There is a myth regarding wild discus in the UK, that they are very difficult to keep and often fall sick. Given below is the method that I adopt for the wilds and have had them successfully for a long time. I have been having detailed discussion with my Brazilian exporter who has been exporting marine and discus fish for the past 12 years. The points outlined below are based on my personal experience and knowledge obtained from my Brazilian exporter. I am sure some of my customers who have seen the fish in my tanks will testify to the quality of these fish. These have worked for me and I cannot imagine why it should not for others!!!!
1 – Food: It is important to feed the fish plenty of beefheart to ensure that they do not lose weight. Discus will feed on any flake food given to them, no matter what the flake is and where the flake is from. Discus naturally have the tendency to pick on anything that floats as they feed instinctively (discus in the wild tend to feed on leaves fallen in the river). Bloodworm is strictly a NO-NO as most of the problem tend to start here. Artemia, earthworm, tetra prima, flakes, beefheart are some of the food they will readily accept.
2 – Water: Heckel are usually kept in a very low ph preferably around the ph 6 mark, while I have kept others at a ph of between 6.8-7.2 with no problem. We all know that young discus need their water to be changed frequently to ensure that they grow big and are not stunted. Unlike domestic fish, most of the imported wild discus are above 4.5″ and hence the probability that the fish getting stunted is very low. Hence, changing water everyday does not really have the desired affect. I prefer to do large water changes of upto 50% once a week. Obviously, I have two massive external filters and one large internal filter in my tank that houses the wild fish.
3 – Temperature: Wild discus can survive at much lower temp than their domestic counterparts, they prefer to be kept at 86F(30C) although they can be happy at 82F(28C). Temp much lower than these can cause the fish from going off food and that’s when the problems start.
4 – Quarantine: One of the most important areas in successfully keeping these fish. Most of the sick wild fish that we commonly come across are either not properly quarantined or not quarantined at all. There are three stages to proper quarantine.
First stage – This happens when these fish are caught at the Amazon. It is the responsibility of the exporter to ensure that the fish are not exported immediately. A good exporter will often bring the wild caught fish to his/her farm and will nurse them back to normal health. Unfortunately, most of the fish are not quarantined by the exporter. They select the fish from the fishermen (where they are rarely fed) and are exported immediately. In most cases, the fish would not have had seen any food for days, thereby making them lose a lot of weight and eventually become sick.
Second stage – When the fish arrives at the importer place/farm. They need to be quarantined for a minimum of three weeks and at times more. Treatment can be further divided into phases. The fish is treated with anti-fungus, external parasite followed by internal parasite. This might take upto 2 weeks to administer and at this stage the fish would have more or less settled in the new environment.

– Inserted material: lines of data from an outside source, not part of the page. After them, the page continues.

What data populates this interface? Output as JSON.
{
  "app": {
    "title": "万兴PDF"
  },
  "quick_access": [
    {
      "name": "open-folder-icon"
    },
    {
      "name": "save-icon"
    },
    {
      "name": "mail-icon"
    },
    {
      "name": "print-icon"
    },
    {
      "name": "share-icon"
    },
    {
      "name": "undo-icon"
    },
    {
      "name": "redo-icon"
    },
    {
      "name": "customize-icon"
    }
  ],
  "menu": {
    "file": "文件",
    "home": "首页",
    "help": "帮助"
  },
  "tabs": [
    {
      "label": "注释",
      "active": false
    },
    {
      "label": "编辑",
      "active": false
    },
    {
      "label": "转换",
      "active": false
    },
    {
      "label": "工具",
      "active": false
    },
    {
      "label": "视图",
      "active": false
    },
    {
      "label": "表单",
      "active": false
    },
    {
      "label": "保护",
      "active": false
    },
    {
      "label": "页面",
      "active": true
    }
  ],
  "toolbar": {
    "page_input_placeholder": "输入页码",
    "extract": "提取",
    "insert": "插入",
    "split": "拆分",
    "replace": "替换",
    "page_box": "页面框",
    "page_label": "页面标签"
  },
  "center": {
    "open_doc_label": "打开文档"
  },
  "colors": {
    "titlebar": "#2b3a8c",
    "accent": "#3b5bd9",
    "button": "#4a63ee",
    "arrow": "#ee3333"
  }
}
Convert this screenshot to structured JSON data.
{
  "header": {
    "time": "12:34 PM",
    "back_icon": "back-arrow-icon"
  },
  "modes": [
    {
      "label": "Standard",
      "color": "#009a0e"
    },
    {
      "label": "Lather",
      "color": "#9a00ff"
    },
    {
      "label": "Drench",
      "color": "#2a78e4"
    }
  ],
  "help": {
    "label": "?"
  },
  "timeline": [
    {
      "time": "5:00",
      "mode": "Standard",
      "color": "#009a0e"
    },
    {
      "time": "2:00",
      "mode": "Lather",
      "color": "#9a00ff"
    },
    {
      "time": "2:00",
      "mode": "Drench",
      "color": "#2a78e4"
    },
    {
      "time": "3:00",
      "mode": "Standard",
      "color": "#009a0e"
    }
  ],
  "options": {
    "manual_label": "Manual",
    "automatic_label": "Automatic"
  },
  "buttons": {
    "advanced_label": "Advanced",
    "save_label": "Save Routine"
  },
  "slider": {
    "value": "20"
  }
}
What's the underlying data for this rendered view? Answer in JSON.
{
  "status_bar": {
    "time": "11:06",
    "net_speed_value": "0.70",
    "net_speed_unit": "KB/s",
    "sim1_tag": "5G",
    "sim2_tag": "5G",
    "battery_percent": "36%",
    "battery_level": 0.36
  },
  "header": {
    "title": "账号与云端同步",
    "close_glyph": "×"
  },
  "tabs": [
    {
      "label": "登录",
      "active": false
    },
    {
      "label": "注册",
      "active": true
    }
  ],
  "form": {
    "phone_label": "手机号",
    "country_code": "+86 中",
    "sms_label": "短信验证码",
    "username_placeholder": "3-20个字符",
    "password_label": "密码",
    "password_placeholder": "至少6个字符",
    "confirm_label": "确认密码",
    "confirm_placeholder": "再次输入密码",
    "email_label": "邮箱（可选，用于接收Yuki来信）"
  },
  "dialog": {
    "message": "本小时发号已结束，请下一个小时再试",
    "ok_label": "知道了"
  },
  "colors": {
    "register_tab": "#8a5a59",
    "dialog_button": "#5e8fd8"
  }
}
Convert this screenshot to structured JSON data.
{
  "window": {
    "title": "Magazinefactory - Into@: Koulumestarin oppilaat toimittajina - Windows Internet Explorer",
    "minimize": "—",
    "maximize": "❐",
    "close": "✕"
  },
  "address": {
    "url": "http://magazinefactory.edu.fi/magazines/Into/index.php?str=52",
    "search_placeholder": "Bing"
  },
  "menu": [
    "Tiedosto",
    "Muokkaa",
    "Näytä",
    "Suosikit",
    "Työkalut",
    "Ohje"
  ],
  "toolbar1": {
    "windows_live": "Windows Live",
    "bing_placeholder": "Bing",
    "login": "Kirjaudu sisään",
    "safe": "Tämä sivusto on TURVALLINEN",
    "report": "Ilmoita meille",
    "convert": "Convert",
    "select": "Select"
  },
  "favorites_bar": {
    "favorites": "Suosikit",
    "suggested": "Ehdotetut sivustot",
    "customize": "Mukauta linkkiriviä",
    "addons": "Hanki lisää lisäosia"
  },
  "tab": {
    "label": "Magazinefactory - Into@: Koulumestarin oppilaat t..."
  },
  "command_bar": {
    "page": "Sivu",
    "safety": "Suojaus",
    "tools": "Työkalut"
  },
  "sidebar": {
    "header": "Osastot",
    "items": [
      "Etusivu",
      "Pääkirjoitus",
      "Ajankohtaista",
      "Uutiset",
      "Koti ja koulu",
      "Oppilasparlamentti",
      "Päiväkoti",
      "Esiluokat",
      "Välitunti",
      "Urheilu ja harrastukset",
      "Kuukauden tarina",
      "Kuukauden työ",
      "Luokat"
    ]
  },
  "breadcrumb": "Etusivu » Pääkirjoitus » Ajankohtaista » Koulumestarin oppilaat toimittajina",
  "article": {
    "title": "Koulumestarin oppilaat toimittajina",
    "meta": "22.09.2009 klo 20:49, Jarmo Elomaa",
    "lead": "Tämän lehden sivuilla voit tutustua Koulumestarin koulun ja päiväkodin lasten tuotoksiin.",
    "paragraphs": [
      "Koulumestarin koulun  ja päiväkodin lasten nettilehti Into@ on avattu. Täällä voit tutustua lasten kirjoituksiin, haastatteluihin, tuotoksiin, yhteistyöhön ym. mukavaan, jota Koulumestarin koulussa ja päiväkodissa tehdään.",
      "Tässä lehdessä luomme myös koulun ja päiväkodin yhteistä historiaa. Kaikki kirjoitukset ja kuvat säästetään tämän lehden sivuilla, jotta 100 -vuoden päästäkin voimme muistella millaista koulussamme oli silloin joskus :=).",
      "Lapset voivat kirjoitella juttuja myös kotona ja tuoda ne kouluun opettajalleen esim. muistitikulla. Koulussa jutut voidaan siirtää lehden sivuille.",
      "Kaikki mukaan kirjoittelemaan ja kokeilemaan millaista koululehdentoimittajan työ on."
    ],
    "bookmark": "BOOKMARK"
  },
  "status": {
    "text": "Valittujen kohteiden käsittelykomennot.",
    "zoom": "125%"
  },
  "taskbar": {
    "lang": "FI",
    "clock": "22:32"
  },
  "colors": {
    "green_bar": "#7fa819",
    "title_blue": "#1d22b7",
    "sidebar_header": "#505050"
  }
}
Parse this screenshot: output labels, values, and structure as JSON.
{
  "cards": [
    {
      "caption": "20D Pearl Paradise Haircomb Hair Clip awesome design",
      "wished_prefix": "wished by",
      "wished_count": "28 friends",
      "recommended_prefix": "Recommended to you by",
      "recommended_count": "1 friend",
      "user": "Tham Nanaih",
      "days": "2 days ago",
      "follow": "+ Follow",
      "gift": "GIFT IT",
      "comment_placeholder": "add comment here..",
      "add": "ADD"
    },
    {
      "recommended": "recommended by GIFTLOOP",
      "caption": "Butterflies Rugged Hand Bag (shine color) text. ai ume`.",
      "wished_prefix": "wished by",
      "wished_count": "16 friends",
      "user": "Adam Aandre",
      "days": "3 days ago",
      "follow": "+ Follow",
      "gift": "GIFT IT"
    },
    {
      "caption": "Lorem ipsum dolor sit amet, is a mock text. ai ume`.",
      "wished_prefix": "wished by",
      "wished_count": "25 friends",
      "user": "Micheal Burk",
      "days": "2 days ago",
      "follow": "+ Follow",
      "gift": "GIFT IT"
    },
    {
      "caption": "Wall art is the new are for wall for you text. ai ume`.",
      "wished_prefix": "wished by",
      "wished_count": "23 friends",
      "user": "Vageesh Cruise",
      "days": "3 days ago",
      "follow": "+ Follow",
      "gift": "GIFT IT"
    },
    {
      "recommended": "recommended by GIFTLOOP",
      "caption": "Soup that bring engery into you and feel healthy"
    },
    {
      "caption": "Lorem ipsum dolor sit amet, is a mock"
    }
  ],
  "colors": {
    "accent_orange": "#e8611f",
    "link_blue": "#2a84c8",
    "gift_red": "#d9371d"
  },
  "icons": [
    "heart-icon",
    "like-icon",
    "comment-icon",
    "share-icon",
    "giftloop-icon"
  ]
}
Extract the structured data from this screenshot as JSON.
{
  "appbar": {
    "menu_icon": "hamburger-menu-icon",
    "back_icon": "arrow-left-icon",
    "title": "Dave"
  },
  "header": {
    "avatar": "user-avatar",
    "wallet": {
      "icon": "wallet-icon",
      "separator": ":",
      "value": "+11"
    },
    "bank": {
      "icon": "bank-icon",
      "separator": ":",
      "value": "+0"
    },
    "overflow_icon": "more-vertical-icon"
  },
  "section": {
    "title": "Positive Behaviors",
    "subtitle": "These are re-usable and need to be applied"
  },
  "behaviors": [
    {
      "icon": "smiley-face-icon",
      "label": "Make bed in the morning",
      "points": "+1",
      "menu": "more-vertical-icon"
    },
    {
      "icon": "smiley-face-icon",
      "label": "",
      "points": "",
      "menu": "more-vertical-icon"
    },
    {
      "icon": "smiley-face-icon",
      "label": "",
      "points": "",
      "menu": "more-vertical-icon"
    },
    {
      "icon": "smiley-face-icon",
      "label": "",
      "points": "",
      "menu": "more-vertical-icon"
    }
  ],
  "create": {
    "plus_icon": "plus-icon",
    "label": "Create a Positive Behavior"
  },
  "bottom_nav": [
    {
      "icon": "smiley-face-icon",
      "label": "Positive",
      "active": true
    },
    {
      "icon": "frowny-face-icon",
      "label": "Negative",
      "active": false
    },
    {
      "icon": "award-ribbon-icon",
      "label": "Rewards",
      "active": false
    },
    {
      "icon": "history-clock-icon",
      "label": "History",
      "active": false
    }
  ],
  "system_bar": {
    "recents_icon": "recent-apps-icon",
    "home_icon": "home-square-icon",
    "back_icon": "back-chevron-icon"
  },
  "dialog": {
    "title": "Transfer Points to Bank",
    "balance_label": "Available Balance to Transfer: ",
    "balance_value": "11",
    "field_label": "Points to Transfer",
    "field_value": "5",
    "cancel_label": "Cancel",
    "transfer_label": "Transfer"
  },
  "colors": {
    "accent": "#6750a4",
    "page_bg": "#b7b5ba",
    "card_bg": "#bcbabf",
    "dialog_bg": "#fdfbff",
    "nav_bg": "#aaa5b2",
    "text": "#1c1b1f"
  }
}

Third stage – This is the stage that most hobbyists tend to ignore. When these fish are bought from the retailer, it is advisable for the hobbyist to keep them in quarantine for another 4-5 weeks prior to adding them to the existing tank. I would strongly advise not to mix domestic and wild strains immediately.
5 – Disease: There are mainly two common diseases that wild discus will encounter. Among them internal parasites/worms are very common. ‘Prevention is better than cure’. It is advisable to feed them with a good dewormer mixed in their food(check if they can be mixed with food in the first place) once every month to keep the parasites/worms at bay. Once the internal parasite/worms take over, it is almost impossible to recover (this is for both wild as well as domestic). I am sure there will be a lot of objections to this, but you need to ask yourself, “how many fish have you cured, once they started dropping white faeces?” To start with, from my personal experience I can say NONE!!!!. Please note that when discus do not have any food in their stomachs, they will drop white faeces and that should not be mistaken for internal parasite/worms. The second common problem wild discus tend to have is gill flukes. There are loads of treatments available in the market, but one has to remember to keep changing the medication as the flukes tend to get immune to the medications used.
6 – Stocking: This is one area that not many books or hobbyists stress on. Most of them stress on overstocking, while none discuss about problems that occur due to under-stocking. Discus are shoaling fish and are confident in groups of 6 or more. Common problems caused by under-stocking – bullying, fish hiding, fish going off food and sulking.
7 – Breeding: It is pretty easy to breed wildxdomestic strains, while breeding wildxwild is not common. I had only one pair of blue face heckel recently, paired from a total of 14 heckels after 5 months. Unfortunately, I had to give it off to my friend who refused to leave my place without the wild pair. Will update this article, if I am ever successful in breeding them in the future.
Last but not the least, they are truly wonderful specimens to have in a planted show tank. I would even go to an extent and say that wild discus are much more hardier and robust while compared to domestic strains. Rarely will you come across wild discus getting domestic strain diseases like plague, velvet etc. They are genetically strong and you need to really do something wrong for them to fall sick. Let us all enjoy the grace and beauty of these fish at its best.